i think that covering 5000 years in 5 hours forces shama to concentrate only on the broad sweeps and patterns of Jewish history. His theme: that the story of the Jews is that of survival, both physical but, more importantly both to the theme and to Shama himself, religious & spiritual survival. his over-arching message and the thread running through his work is that Jews have always been concerned with keeping the religious flame alive through religious life. Jews have faced the problem of how to keep a religious alive without a land or tangible focal point, and in this documentary he traces how, in each era and in the face of each new threat, Jews have changed and shaped Judaism to keep it vibrant & relevant, and yet recognisably authentic.

To me - and to most of my friends, i expect - the sweep of Jewish history is already familiar. I've most enjoyed the way in which Shama wonders at the beauty of the structures which Jews have built in every land in which we have settled; and yet, as he says, always reaching for the suitcase again. There is an eternal, touching pathos which comes through - of the Jew perpetually packing the suitcase and heading out yet again, but each time we come to rest, we yearn to stay at rest and not to have to pack up again. and so we build these big and beautiful synagogues, but leave them behind with barely a backward glance.

and i've really enjoyed Shama;s personal story of jewishness - the friend he's argued with about gemara, the passion with which he declares his zionism, the sadness as he admitrs that he mourns for all of those jews in 18th-19th centuries who thought that by succeeding in wealth and secular culture, they could rise above their jewishness, only for it end in ashes.

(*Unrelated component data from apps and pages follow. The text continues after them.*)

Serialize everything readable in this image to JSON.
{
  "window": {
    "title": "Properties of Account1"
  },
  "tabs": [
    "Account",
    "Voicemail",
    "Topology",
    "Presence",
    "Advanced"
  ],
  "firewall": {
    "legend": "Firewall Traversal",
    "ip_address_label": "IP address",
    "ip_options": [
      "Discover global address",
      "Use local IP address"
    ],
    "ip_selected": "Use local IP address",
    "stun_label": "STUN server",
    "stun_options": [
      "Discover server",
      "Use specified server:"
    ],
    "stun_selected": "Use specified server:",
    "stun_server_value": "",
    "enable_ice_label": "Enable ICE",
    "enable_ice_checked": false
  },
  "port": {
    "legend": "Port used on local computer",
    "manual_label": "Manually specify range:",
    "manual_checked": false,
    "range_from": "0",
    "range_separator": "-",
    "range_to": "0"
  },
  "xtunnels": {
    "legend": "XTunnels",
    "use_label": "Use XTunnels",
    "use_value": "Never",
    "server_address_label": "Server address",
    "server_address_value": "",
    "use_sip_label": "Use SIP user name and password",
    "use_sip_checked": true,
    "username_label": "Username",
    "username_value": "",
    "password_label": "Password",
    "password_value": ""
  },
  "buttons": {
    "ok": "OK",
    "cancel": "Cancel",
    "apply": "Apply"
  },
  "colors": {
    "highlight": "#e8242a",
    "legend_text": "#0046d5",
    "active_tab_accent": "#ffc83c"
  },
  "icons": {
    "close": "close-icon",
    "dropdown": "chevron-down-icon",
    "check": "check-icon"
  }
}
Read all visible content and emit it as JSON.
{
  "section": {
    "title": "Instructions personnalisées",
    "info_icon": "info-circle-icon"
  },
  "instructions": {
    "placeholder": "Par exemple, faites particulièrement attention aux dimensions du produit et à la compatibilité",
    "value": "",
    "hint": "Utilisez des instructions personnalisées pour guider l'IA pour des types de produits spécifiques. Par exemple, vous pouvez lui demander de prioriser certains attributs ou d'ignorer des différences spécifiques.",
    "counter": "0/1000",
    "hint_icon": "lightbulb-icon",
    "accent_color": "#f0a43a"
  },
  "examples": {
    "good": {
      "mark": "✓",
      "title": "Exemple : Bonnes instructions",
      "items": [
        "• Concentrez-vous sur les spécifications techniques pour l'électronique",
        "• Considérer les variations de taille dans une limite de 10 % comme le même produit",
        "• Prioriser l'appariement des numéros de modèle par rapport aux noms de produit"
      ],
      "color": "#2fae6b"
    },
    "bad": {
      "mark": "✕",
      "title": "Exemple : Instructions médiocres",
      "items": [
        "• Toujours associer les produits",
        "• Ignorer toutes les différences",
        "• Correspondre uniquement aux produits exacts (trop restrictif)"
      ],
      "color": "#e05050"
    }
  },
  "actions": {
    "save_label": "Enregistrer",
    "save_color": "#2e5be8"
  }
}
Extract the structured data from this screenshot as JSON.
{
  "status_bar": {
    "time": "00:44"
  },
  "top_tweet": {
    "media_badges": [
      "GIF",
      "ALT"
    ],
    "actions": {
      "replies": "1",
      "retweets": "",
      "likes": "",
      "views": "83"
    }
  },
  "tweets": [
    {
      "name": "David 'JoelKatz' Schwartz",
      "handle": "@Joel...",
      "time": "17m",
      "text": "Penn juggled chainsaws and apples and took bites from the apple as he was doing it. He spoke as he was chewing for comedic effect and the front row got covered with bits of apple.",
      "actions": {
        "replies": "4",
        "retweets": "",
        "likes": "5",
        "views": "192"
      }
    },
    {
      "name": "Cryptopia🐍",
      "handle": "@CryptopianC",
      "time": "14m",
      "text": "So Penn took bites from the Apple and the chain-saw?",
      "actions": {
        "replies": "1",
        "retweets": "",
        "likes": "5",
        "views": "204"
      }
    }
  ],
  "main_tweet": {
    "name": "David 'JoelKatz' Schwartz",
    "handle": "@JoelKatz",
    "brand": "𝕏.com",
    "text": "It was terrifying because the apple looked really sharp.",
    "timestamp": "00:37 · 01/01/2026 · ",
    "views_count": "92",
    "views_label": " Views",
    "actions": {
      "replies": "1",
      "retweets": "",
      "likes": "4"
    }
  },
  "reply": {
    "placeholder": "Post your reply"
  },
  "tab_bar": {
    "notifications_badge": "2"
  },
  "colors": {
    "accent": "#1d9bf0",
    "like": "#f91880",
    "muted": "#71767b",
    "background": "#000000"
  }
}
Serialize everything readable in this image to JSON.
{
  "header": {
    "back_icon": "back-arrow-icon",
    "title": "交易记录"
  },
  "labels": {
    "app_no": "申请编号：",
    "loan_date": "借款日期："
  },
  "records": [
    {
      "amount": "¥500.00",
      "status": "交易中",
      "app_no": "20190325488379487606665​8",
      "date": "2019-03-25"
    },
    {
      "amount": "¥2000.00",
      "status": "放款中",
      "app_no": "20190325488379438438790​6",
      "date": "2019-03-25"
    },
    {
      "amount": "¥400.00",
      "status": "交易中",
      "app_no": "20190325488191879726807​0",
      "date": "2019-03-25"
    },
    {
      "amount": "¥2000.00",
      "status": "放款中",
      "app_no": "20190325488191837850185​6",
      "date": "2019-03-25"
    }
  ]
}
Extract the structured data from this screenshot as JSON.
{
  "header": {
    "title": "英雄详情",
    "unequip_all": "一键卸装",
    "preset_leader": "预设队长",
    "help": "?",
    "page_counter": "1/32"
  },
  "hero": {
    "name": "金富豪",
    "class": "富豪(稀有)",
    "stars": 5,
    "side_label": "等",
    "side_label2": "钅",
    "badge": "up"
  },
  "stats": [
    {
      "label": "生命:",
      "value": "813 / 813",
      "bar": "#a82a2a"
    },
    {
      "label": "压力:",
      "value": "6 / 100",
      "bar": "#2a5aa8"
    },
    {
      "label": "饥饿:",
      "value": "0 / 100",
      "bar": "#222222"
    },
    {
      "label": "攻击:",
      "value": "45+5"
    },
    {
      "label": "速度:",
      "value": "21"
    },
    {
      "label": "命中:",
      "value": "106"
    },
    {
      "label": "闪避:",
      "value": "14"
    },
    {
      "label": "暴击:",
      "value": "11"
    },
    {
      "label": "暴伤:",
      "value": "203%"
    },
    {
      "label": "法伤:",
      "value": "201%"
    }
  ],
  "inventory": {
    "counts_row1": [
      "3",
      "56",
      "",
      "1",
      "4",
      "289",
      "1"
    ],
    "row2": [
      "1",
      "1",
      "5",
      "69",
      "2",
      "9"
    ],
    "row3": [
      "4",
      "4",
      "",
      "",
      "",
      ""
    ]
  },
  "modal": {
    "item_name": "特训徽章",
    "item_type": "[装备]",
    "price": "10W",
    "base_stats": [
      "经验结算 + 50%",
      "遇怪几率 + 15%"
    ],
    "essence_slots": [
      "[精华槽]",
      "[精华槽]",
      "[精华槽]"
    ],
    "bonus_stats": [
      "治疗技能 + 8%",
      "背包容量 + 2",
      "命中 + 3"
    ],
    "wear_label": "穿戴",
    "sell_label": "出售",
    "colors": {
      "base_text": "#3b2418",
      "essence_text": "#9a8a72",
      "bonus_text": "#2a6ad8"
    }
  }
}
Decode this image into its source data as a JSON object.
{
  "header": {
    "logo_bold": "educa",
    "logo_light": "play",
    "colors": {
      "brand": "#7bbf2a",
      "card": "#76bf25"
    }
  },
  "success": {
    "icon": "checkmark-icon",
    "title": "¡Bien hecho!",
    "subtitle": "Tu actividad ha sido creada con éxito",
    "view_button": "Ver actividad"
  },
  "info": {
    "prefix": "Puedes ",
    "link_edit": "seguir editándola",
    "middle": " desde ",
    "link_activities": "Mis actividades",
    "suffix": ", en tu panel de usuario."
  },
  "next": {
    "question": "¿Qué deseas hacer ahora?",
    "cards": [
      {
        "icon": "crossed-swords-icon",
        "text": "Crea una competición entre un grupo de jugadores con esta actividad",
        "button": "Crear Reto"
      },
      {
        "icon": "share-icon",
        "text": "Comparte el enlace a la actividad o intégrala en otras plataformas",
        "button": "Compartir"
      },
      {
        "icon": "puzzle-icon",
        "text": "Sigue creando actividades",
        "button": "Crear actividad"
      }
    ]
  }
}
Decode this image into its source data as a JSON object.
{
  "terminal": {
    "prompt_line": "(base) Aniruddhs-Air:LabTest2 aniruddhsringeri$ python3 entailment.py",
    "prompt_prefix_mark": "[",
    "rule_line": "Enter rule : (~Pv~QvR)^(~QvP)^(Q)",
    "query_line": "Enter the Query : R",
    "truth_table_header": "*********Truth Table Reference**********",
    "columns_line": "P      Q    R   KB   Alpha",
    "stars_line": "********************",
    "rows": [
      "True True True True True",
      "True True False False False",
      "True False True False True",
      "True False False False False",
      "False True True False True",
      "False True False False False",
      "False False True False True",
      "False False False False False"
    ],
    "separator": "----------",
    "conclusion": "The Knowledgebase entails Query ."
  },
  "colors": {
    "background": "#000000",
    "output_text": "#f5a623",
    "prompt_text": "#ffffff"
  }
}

there are a few details i did not know, but mostly i'm enjoying watching an acclaimed secular historian share his Jewish identity, express his passion, and trace a pattern of jewish history over the centuries.